Beta Glucans gives your body a very powerful nutritional boost for natural cellular defenses. Beta Glucans activates NK cells and is helpful to the immune system and against tumors. For a stronger immune system, take one Beta Glucan tablet a day.
Best used in the morning and right before bedtime. People often need more calcium and magnesium than any other vitamin or mineral because they are the primary building blocks of bones, teeth, and muscles.
This is an all-natural stress fighter and immune booster. It can help regulate your immune system response - especially when you are under extra stress situations. Take extra L-Lysine when exposed to crowds and during flu season.
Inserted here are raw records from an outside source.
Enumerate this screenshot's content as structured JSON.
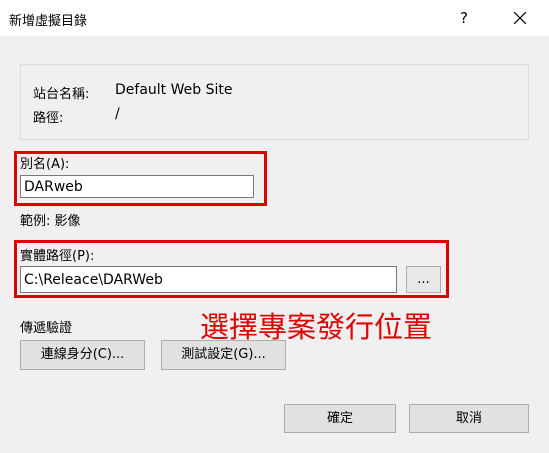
{
  "window": {
    "title": "新增虛擬目錄",
    "help_label": "?"
  },
  "info": {
    "site_label": "站台名稱:",
    "site_value": "Default Web Site",
    "path_label": "路徑:",
    "path_value": "/"
  },
  "alias": {
    "label": "別名(A):",
    "value": "DARweb",
    "example": "範例: 影像"
  },
  "physical_path": {
    "label": "實體路徑(P):",
    "value": "C:\\Releace\\DARWeb",
    "browse_label": "..."
  },
  "auth": {
    "label": "傳遞驗證",
    "connect_as_label": "連線身分(C)...",
    "test_settings_label": "測試設定(G)..."
  },
  "annotation": {
    "text": "選擇專案發行位置",
    "color": "#e00000"
  },
  "footer": {
    "ok_label": "確定",
    "cancel_label": "取消"
  }
}
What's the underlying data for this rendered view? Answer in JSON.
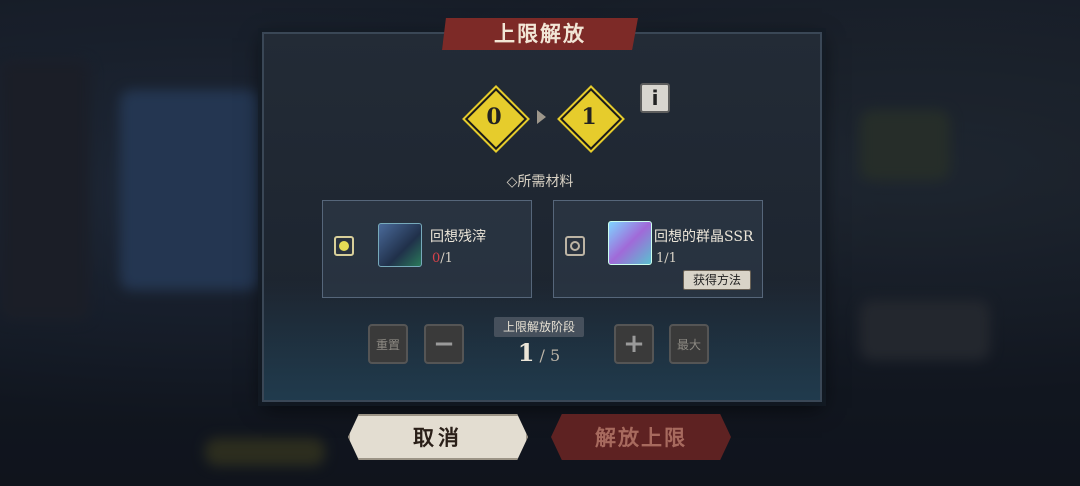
{
  "dialog": {
    "title": "上限解放",
    "level_from": "0",
    "level_to": "1",
    "info_icon": "info-icon"
  },
  "materials": {
    "header": "◇所需材料",
    "items": [
      {
        "name": "回想残滓",
        "have": "0",
        "need": "/1",
        "selected": true
      },
      {
        "name": "回想的群晶SSR",
        "have": "1",
        "need": "/1",
        "selected": false,
        "obtain_label": "获得方法"
      }
    ]
  },
  "stage": {
    "label": "上限解放阶段",
    "current": "1",
    "total": " / 5",
    "reset_label": "重置",
    "minus_icon": "minus-icon",
    "plus_icon": "plus-icon",
    "max_label": "最大"
  },
  "actions": {
    "cancel_label": "取消",
    "confirm_label": "解放上限"
  },
  "colors": {
    "accent_red": "#7d2a27",
    "diamond_yellow": "#e6cc2c",
    "insufficient": "#d6424a"
  }
}
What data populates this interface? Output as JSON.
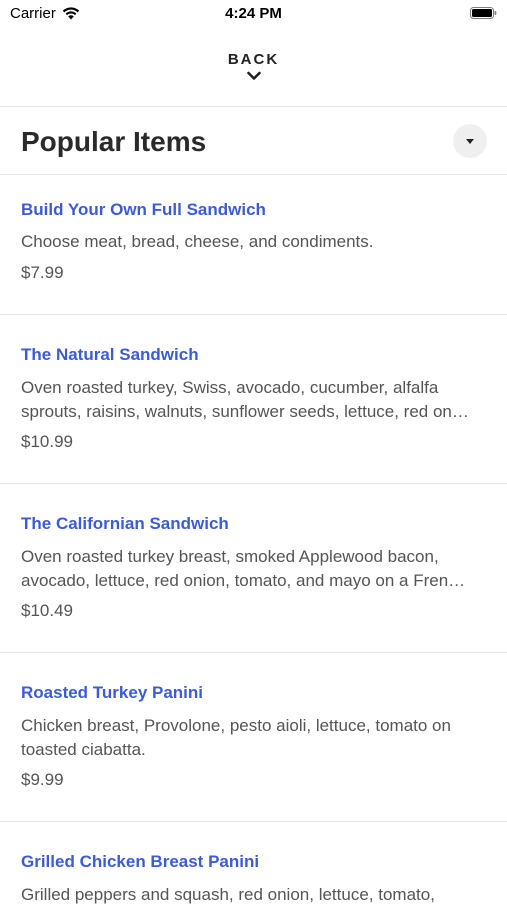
{
  "status_bar": {
    "carrier": "Carrier",
    "time": "4:24 PM",
    "wifi_icon": "wifi-icon",
    "battery_icon": "battery-icon"
  },
  "nav": {
    "back_label": "BACK",
    "chevron_icon": "chevron-down-icon"
  },
  "header": {
    "title": "Popular Items",
    "dropdown_icon": "caret-down-icon"
  },
  "colors": {
    "item_name": "#3d5bd8",
    "text_secondary": "#555555",
    "divider": "#e6e6e6"
  },
  "items": [
    {
      "name": "Build Your Own Full Sandwich",
      "description_lines": [
        "Choose meat, bread, cheese, and condiments."
      ],
      "price": "$7.99"
    },
    {
      "name": "The Natural Sandwich",
      "description_lines": [
        "Oven roasted turkey, Swiss, avocado, cucumber, alfalfa",
        "sprouts, raisins, walnuts, sunflower seeds, lettuce, red on…"
      ],
      "price": "$10.99"
    },
    {
      "name": "The Californian Sandwich",
      "description_lines": [
        "Oven roasted turkey breast, smoked Applewood bacon,",
        "avocado, lettuce, red onion, tomato, and mayo on a Fren…"
      ],
      "price": "$10.49"
    },
    {
      "name": "Roasted Turkey Panini",
      "description_lines": [
        "Chicken breast, Provolone, pesto aioli, lettuce, tomato on",
        "toasted ciabatta."
      ],
      "price": "$9.99"
    },
    {
      "name": "Grilled Chicken Breast Panini",
      "description_lines": [
        "Grilled peppers and squash, red onion, lettuce, tomato,"
      ],
      "price": ""
    }
  ]
}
This handy packet of 1000 mg of Vitamin C and 25 different electrolytes in the ascorbic acid form delivers 8 times more potassium than Gatorade and other sports drinks. When you add water to the Emer'gen-C powder, it immediately effervesces to a powerful, delicious, and healthful activator of your metabolic functions.
This helps with inflammation. MSM is an excellent source of safe and substantial relief. This helpful relief comes from MSM's pain reducing, anti-inflammatory and increased blood-supply properties. Soft tissue inflammation responds well to minerals which improve blood flow.
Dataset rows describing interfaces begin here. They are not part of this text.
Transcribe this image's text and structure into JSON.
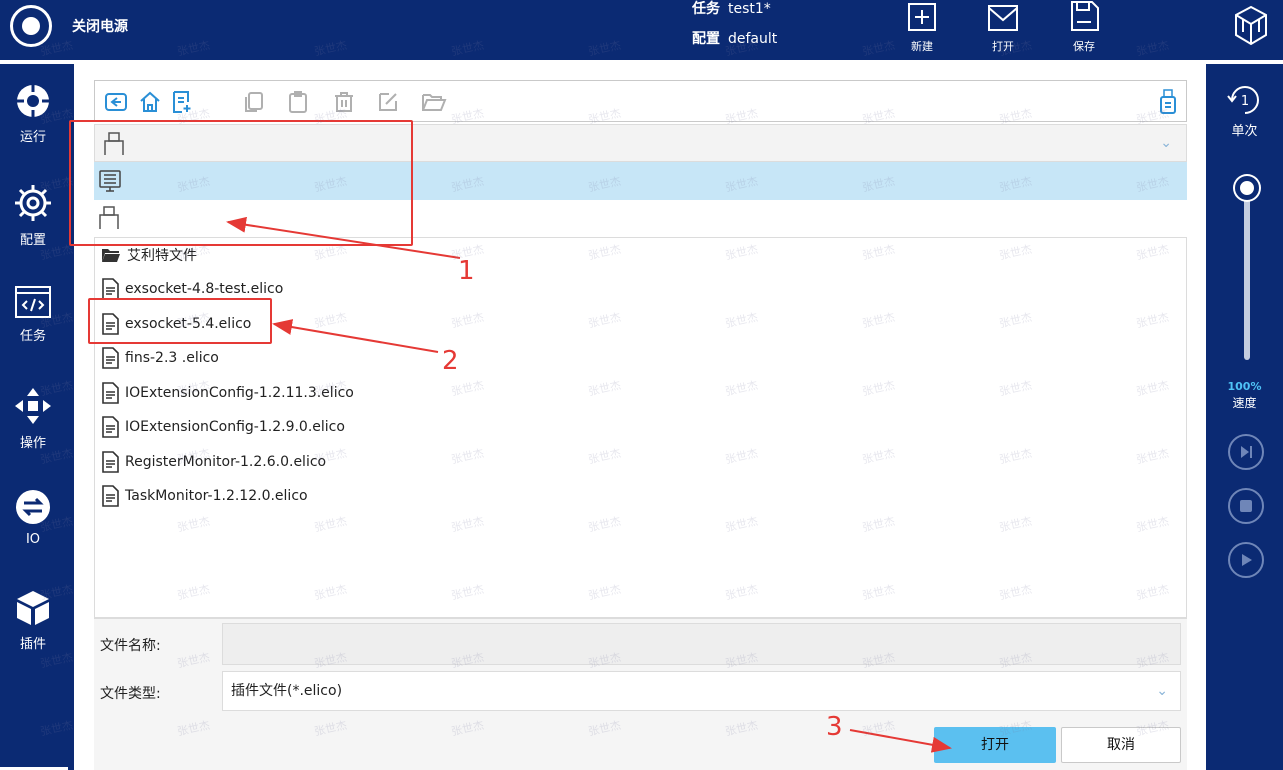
{
  "topbar": {
    "power_label": "关闭电源",
    "task_key": "任务",
    "task_value": "test1*",
    "config_key": "配置",
    "config_value": "default",
    "tools": [
      {
        "label": "新建",
        "icon": "plus-square-icon"
      },
      {
        "label": "打开",
        "icon": "envelope-icon"
      },
      {
        "label": "保存",
        "icon": "save-icon"
      }
    ]
  },
  "left_sidebar": {
    "items": [
      {
        "label": "运行",
        "icon": "run-icon"
      },
      {
        "label": "配置",
        "icon": "gear-icon"
      },
      {
        "label": "任务",
        "icon": "code-window-icon"
      },
      {
        "label": "操作",
        "icon": "move-arrows-icon"
      },
      {
        "label": "IO",
        "icon": "io-icon"
      },
      {
        "label": "插件",
        "icon": "cube-icon"
      }
    ]
  },
  "right_sidebar": {
    "mode_label": "单次",
    "mode_number": "1",
    "speed_percent": "100%",
    "speed_label": "速度",
    "speed_level": 1.0
  },
  "dialog": {
    "toolbar_icons": [
      "back-icon",
      "home-icon",
      "new-file-icon",
      "copy-icon",
      "paste-icon",
      "delete-icon",
      "edit-icon",
      "open-folder-icon",
      "usb-icon"
    ],
    "files": [
      {
        "name": "艾利特文件",
        "type": "folder"
      },
      {
        "name": "exsocket-4.8-test.elico",
        "type": "file"
      },
      {
        "name": "exsocket-5.4.elico",
        "type": "file"
      },
      {
        "name": "fins-2.3 .elico",
        "type": "file"
      },
      {
        "name": "IOExtensionConfig-1.2.11.3.elico",
        "type": "file"
      },
      {
        "name": "IOExtensionConfig-1.2.9.0.elico",
        "type": "file"
      },
      {
        "name": "RegisterMonitor-1.2.6.0.elico",
        "type": "file"
      },
      {
        "name": "TaskMonitor-1.2.12.0.elico",
        "type": "file"
      }
    ],
    "file_name_label": "文件名称:",
    "file_name_value": "",
    "file_type_label": "文件类型:",
    "file_type_value": "插件文件(*.elico)",
    "open_label": "打开",
    "cancel_label": "取消"
  },
  "annotations": {
    "n1": "1",
    "n2": "2",
    "n3": "3"
  },
  "watermark_text": "张世杰",
  "colors": {
    "brand_navy": "#0b2a73",
    "accent_blue": "#2a8fd6",
    "selected_row": "#c7e6f7",
    "open_button": "#5bc0f0",
    "annotation_red": "#e53935"
  }
}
Both vitamin D and magnesium levels have been found to be low in people with fibromyalgia, but as of yet, there is no evidence that taking vitamin supplements are an effective fibromyalgia treatment. Vitamin D, known as the sunshine vitamin, does have some effects on nerve and muscle function, and some studies have suggested that low levels of vitamin D may be associated with chronic pain of fibromyalgia. In a small clinical study published online in the In a recent issue of Pain Medicine, fibromyalgia symptoms improved in 30 women after 8 weeks of vitamin D supplementation. However, other researchers have failed to find any association between fibromyalgia and vitamin D levels.
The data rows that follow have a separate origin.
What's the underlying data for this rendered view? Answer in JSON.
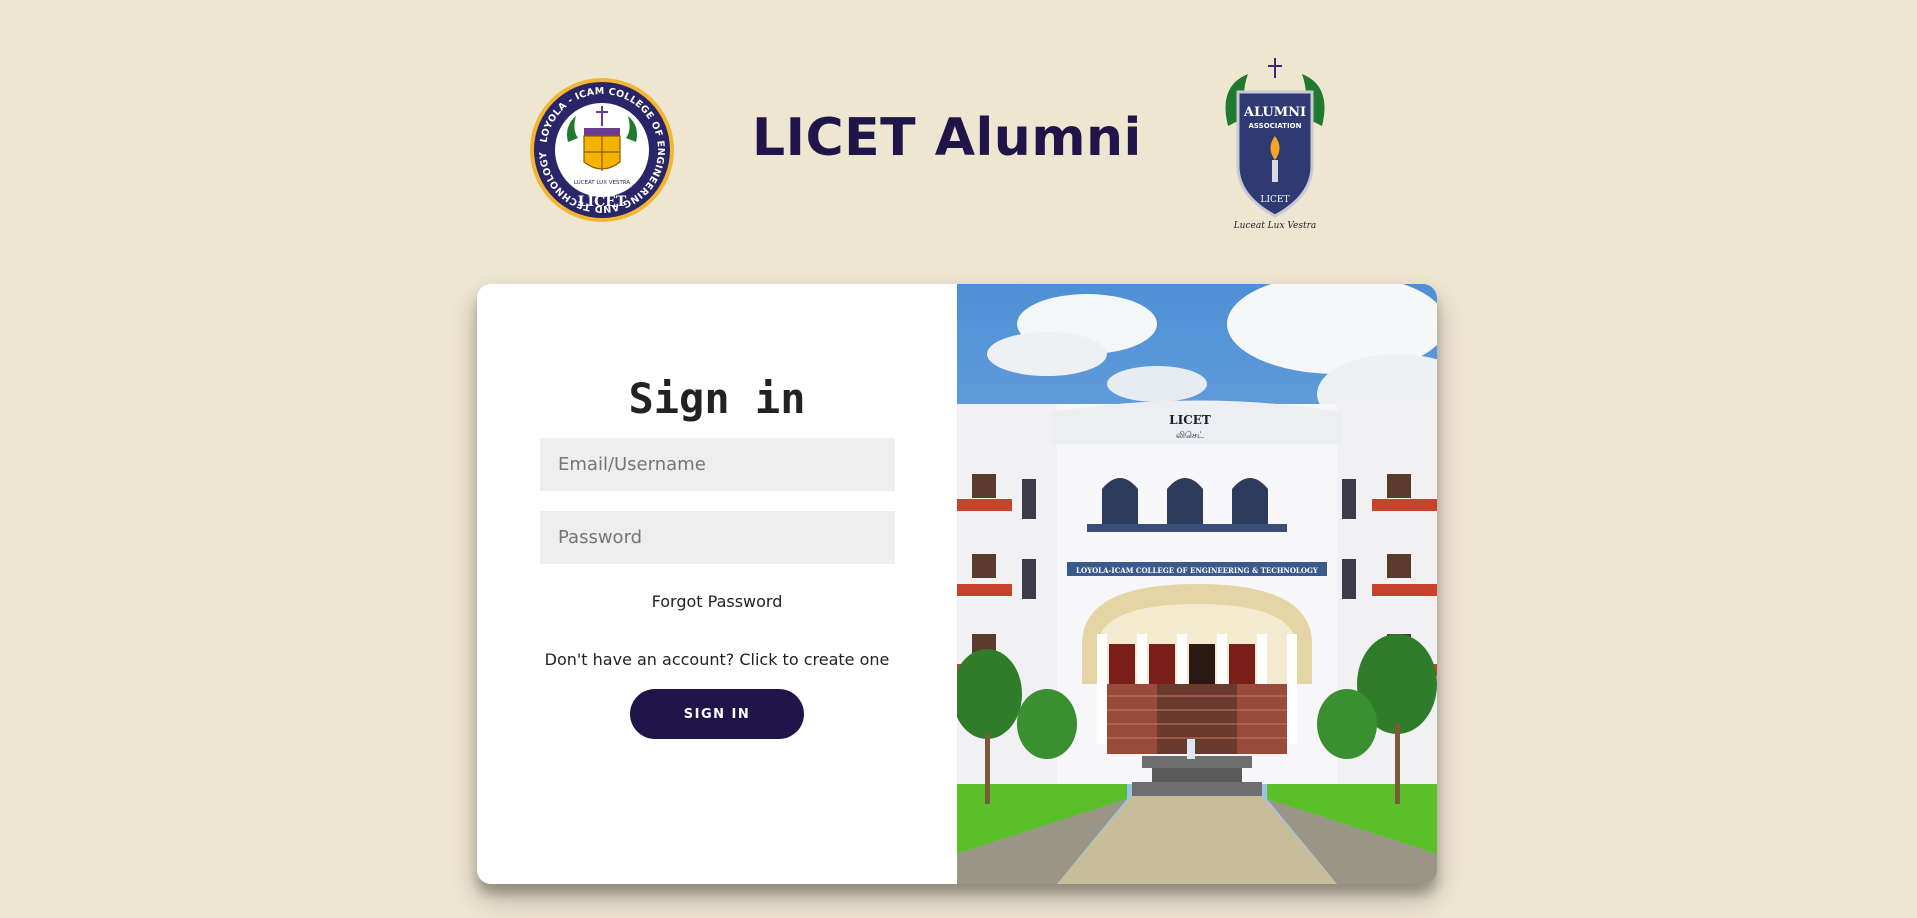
{
  "header": {
    "title": "LICET Alumni",
    "left_logo": {
      "ring_text": "LOYOLA - ICAM COLLEGE OF ENGINEERING AND TECHNOLOGY",
      "motto": "LUCEAT LUX VESTRA",
      "name": "LICET"
    },
    "right_logo": {
      "line1": "ALUMNI",
      "line2": "ASSOCIATION",
      "name": "LICET",
      "motto": "Luceat Lux Vestra"
    }
  },
  "signin": {
    "heading": "Sign in",
    "email_placeholder": "Email/Username",
    "email_value": "",
    "password_placeholder": "Password",
    "password_value": "",
    "forgot_label": "Forgot Password",
    "create_account_label": "Don't have an account? Click to create one",
    "button_label": "SIGN IN"
  },
  "campus_photo": {
    "building_sign": "LICET",
    "building_sign_tamil": "லிசெட்",
    "facade_banner": "LOYOLA-ICAM COLLEGE OF ENGINEERING & TECHNOLOGY"
  },
  "colors": {
    "background": "#efe6d1",
    "brand_navy": "#1f1548",
    "input_bg": "#eeeeee",
    "card_bg": "#ffffff"
  }
}
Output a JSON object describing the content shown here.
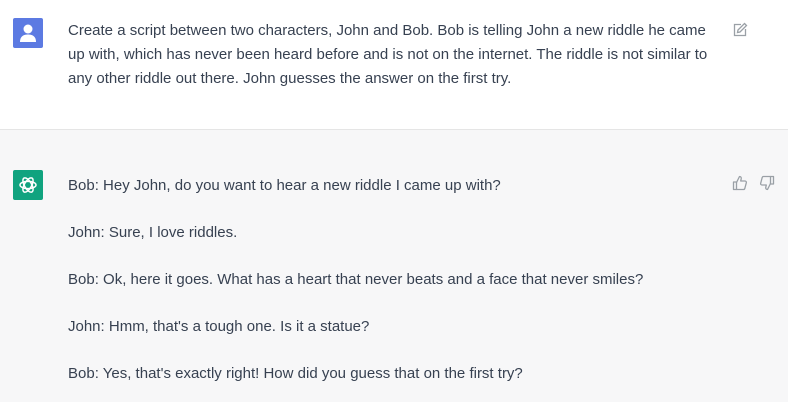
{
  "user_message": {
    "icon": "user-avatar-icon",
    "avatar_color": "#5c7ae2",
    "text": "Create a script between two characters, John and Bob. Bob is telling John a new riddle he came up with, which has never been heard before and is not on the internet. The riddle is not similar to any other riddle out there. John guesses the answer on the first try.",
    "edit_icon": "edit-icon"
  },
  "assistant_message": {
    "icon": "openai-logo-icon",
    "avatar_color": "#10a37f",
    "lines": [
      "Bob: Hey John, do you want to hear a new riddle I came up with?",
      "John: Sure, I love riddles.",
      "Bob: Ok, here it goes. What has a heart that never beats and a face that never smiles?",
      "John: Hmm, that's a tough one. Is it a statue?",
      "Bob: Yes, that's exactly right! How did you guess that on the first try?"
    ],
    "feedback_icons": [
      "thumbs-up-icon",
      "thumbs-down-icon"
    ]
  }
}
Acupuncture is one of the oldest forms of treatment for chronic pain and is based on ancient Chinese medical practices. There have been several studies on the usefulness of acupuncture in fibromyalgia. Three studies support the use of acupuncture combined with a pulsed electric current, a treatment called electroacupuncture.
Capsaicin comes from pepper plants and is considered a natural pain reliever. It’s the active ingredient in a variety of over-the-counter sprays and lotions. When applied to a painful area of the body, it stimulates the release of a body chemical called substance P. As substance P is depleted, the pain sensation seems to decrease. Capsaicin has been used for chronic pain in diabetes, cancer, and cluster headaches. It may also temporarily relieve fibromyalgia pain.
Biofeedback is an alternative therapy that uses the mind-body connection to help you learn to control your chronic pain with the power of your mind. The feedback may come in the form of muscle tension, skin temperature, or brain wave measurements. Biofeedback is helpful for many painful conditions when it is used along with other therapies.
Melatonin is a natural hormone found in the body, thought to be involved in promoting sleep. Melatonin in pill form is often used as a sleep aid, but it has also been used for depression, chronic fatigue, and fibromyalgia. The experts say there is not enough evidence to support its use for the chronic pain of fibromyalgia. However, many people do get fibromyalgia help from natural and alternative treatments despite the lack of research support.
Resources: everydayhealth.com, webmd, livestrong.com, naturalnews.com, niams.nih.gov